The reason for this discount, and according to Mr. Warren Buffett, the reason for an even larger intangible discount, would be incomplete if the insurance businesses' float were not delved into more detail. In his most recent letter to shareholders, he noted that float, which is a metric in the industry used to record the liability form of funds acquired from premiums, is at an all-time high of $84B. The good thing about float is that the insurance company is paid to hold that liability by investing it - thus contributing investment income as well as capital gains. So when looking at the chart below, be sure to consider the implications of intangible value contributed by recording an income producing "asset" as a liability in computing BV.
BRK.B Price to Book Value data by YCharts
Because of the inherent value present in the model, as well as financial performance and multiples valuation, this stock is attractive at current levels. Pair that with outstanding performance across multiple business segments, improving macroeconomic conditions, favorably allocated CAPEX, and major industry presence, and I can easily rate Berkshire Hathaway's stock as a Buy.
One could make the argument that because of its size, it can't manage each segment well. But management has done exceptionally well in decentralizing the organization and hiring stellar lower level managers to run and acquire smaller companies. This is evident in its business portfolio. It doesn't just dabble in insurance - through GEICO, Berkshire (Re)Insurance, General Re, and many others, it holds a formidable position in the industry.
The story is similar with each of its other industries - from owning Benjamin Moore, Acme Brick, and MiTek in materials to Brooks and Russell in clothing/apparel (and countless others, see here), Berkshire Hathaway can stomach industry trends based on the scale of diversification it has. Not only has it been investing in profitable enterprises and slowly decreasing exposure to more risky ones, it has enough diversification within each industry to limit firm-specific risk. For these reasons, I see Berkshire Hathaway stock as a solid buy, especially if management seizes some of the opportunities present in 2016.
In closing, I suggest any investor considering investing in this great company read the letter to shareholders). It's written extremely well and contains an excessive amount of useful information. In addition, I believe that reading it is the only way to develop an accurate understanding of this company. Mr. Buffett takes you through Berkshire Hathaway's past, present, and future, provides clear organizational objectives, and reaffirms his commitment to shareholders.
Disclosure: I/we have no positions in any stocks mentioned, and no plans to initiate any positions within the next 72 hours.
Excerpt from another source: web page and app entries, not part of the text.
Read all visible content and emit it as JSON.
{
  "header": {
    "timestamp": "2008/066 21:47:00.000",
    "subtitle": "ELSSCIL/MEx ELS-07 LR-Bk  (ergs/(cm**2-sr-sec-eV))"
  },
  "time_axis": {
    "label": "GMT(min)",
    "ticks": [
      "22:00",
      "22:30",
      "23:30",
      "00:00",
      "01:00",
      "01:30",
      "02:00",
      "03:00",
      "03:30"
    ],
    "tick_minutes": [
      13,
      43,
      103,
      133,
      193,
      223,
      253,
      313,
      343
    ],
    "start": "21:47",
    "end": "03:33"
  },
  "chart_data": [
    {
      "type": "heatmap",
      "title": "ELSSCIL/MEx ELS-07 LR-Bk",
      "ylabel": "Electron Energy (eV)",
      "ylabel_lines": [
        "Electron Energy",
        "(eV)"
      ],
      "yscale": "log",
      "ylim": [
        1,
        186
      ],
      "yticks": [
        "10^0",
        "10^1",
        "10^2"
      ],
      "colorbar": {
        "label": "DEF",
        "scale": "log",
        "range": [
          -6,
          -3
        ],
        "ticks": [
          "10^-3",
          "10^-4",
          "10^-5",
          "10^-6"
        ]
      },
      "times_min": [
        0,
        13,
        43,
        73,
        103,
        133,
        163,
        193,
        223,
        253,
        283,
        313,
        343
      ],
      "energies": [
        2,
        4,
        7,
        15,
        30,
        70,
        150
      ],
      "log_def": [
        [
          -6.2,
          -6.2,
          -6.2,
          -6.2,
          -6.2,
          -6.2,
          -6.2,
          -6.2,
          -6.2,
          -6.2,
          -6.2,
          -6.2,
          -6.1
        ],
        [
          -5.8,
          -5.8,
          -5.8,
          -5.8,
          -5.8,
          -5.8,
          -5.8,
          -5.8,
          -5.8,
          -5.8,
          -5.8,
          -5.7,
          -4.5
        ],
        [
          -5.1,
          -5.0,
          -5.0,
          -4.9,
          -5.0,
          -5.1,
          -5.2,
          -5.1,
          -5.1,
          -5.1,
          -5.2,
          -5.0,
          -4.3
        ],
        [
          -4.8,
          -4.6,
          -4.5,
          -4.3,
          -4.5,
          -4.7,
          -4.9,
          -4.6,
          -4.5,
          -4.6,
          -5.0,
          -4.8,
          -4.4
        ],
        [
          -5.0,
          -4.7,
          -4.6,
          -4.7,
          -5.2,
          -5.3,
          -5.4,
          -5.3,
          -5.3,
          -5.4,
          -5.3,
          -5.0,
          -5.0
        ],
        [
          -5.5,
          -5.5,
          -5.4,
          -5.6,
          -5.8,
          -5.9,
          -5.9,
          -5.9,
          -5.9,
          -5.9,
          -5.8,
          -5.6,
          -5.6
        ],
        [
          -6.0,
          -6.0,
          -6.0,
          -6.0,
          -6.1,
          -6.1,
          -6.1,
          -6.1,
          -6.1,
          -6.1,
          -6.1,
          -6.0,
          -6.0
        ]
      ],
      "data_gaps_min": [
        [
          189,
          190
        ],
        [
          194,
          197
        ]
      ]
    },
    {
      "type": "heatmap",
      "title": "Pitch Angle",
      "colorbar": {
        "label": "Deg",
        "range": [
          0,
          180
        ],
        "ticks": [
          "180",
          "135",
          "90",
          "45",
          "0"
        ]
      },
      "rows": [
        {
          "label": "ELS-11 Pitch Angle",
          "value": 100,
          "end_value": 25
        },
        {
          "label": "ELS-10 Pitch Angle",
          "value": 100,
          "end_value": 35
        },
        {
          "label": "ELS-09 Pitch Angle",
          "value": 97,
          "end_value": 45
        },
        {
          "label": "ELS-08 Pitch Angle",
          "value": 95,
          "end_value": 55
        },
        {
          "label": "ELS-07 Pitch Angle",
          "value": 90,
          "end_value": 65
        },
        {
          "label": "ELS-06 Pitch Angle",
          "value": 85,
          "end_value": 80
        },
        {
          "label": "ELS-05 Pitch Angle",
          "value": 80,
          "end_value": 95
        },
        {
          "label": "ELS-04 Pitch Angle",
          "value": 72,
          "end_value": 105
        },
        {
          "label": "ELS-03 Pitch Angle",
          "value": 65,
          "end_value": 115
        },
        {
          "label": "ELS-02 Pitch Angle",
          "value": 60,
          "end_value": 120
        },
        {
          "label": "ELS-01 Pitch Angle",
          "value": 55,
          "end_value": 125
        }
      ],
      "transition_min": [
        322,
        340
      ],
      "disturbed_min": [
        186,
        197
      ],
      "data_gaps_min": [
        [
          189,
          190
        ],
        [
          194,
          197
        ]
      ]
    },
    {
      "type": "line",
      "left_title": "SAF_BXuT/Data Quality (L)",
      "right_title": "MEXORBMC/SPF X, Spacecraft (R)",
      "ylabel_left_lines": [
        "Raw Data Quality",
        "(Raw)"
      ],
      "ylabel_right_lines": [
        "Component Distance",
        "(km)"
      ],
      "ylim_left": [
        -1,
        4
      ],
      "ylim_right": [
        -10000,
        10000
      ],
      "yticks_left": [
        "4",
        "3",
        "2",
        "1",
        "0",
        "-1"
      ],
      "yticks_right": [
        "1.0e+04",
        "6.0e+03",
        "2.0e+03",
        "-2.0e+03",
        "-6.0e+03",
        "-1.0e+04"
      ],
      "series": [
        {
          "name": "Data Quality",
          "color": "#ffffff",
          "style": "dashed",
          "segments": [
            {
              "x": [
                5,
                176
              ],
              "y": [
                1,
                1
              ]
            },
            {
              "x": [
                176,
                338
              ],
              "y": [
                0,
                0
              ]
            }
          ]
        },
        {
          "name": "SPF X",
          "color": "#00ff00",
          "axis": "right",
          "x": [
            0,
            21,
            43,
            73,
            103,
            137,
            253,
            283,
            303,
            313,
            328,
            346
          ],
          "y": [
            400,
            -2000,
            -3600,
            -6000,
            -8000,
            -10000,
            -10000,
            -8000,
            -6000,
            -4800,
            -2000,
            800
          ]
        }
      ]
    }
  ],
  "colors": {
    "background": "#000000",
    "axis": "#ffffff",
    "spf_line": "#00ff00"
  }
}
I wrote this article myself, and it expresses my own opinions. I am not receiving compensation for it (other than from Seeking Alpha). I have no business relationship with any company whose stock is mentioned in this article.